Michael: Last Friday night in Baltimore was a scheduling obstacle course. Of the many events we tried to cram into one outing, we ended up sprinting through only a handful. Our evening kicked off with ALLOVERSTREET, a monthly event of simultaneous art openings, performances, and installations
Paddy: Ultimately, we saw some good work, albeit not quite as much as I would have liked. Let it be known that a day in Baltimore is simply not enough time to experience Artscape.
Here at AFC, we have a new tradition: the NSFW GIF of the Hump Day. We outlined this new policy and its logic in our inaugural inappropriate weekly GIF post last Wednesday. Obviously, that link is also NSFW, unless you happen to work in an office as awesome as ours.
Basically, we’re going to keep posting GIFs that some people might find offensive.
This week, we’ve been
recovering from our Artscape hangovers finishing up our Artscape coverage. Of all the freaky shit we saw in Baltimore, one piece in the show Gilding the Lily at the artist-run space Area 405 stopped us in our tracks. It’s an epic, seamlessly-looping 20 minute 3D animation from Jonathan Monaghan titled Escape Pod.
This magical journey follows a golden stag with a baroque anus from birth to the moment he conceives himself (?) by pooping out a cyborg penis to inseminate …something. That something is a giant set of testicles attached to an equally baroque, flying mansion with a minimalist Scandinavian penthouse. The cycle begins again with the baby stag exploring a world of stunning landscapes and duty-free shops that look like the Miami airport.
We were so enthralled by the experience, we asked Monaghan to send us some GIF samples from the feature (which is a masterpiece) as a souvenir.
Those of you brave enough to taste the visual feast that is Escape Pod can do so…
…after the jump.

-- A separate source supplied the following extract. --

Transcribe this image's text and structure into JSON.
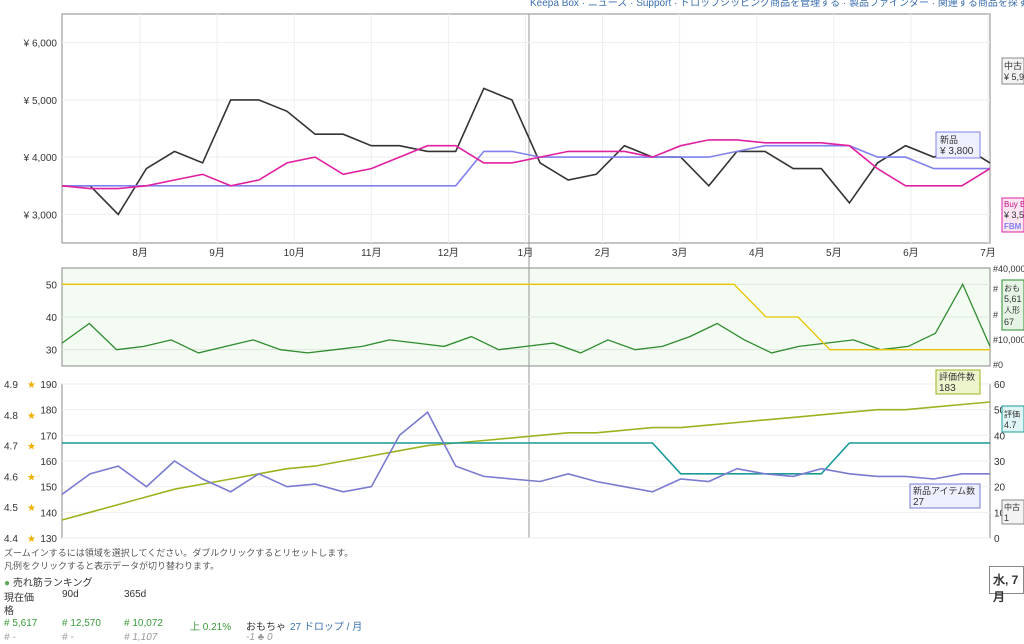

When art mingles with tech, there can be a rush to mass-market artsy/techy products; in the early days of new tech, those products can sound terribly goofy, and they often aim at self-improvement. Take, for example, from 1969, artist Thomas Tadlock’s “Archetron,” a color synthesizer that turned black-and-white signals on a TV into colorful psychedelic imagery. It ended up being sold as a “prophecy, meditation, and healing machine” at a new age center in New York. That product never really caught on; and we tend to remember Tadlock more for his art contribution than a commercial one.
When I first met Forrest Nash he was wearing khakis. It was June 2009 in Venice, four months before Hyperallergic declared Khaki pant wearers amongst the most powerless—at least in the Lower East Side. I liked Nash immediately. He was smart, had a great eye, and was almost completely lacking in pretension. His knowledge of art was encyclopedic and at that point he’d only been running his blog Contemporary Art Daily for a year.

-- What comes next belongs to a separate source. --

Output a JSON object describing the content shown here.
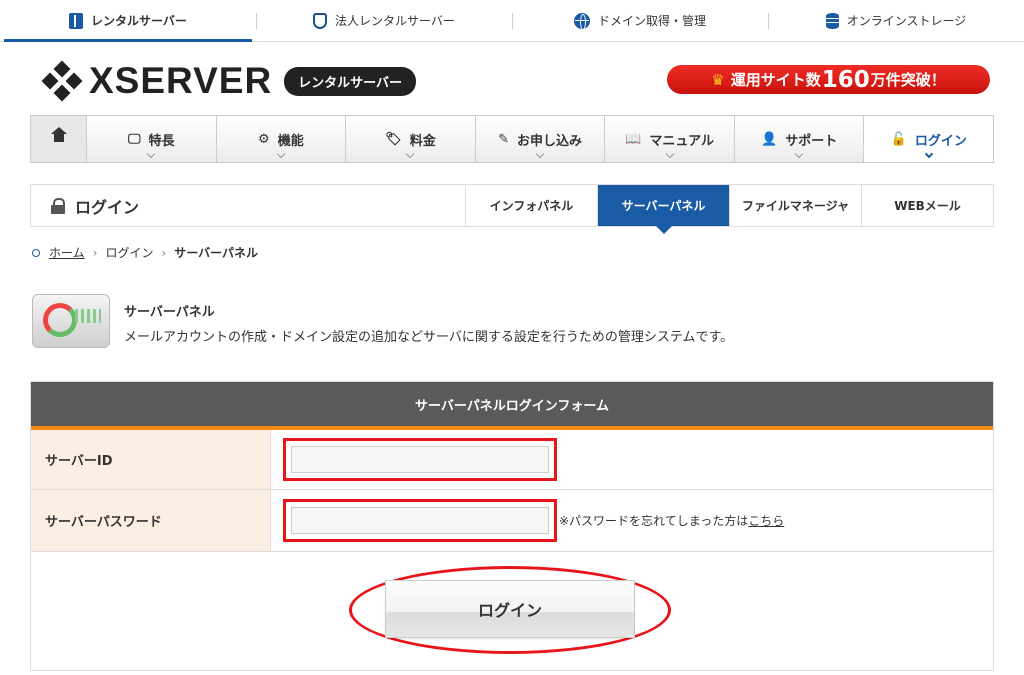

Contemporary Art Daily (CAD) is a curated website featuring extensive documentation of selected art exhibitions from around the world. There’s no one style the site gravitates towards, but the photographs on the site typically show art deliberately hung and arranged in interiors like gallery and museum spaces and include a range of installation and individual shots of the work.
Now updated 10 times a week and religiously followed by art professionals across the globe, the blog began with Nash in 2008, while he was still a student at The Contemporary Art Institute in Chicago. It has since grown. In addition to CAD site now includes Contemporary Art Venues, (a venue listing service) and Contemporary Art Quarterly (comprehensive documentation of an artist’s career). To make all this happen CAD now employs four full-timers including Nash. In 2012 the blog became a non-profit.
In short, a lot has happened over the past seven years, and a lot of his happened relatively recently.. Contemporary Art Quarterly was launched earlier this year and Nash moved from Chicago to California this summer. I wanted to get the full history on the site, so we sat down to talk.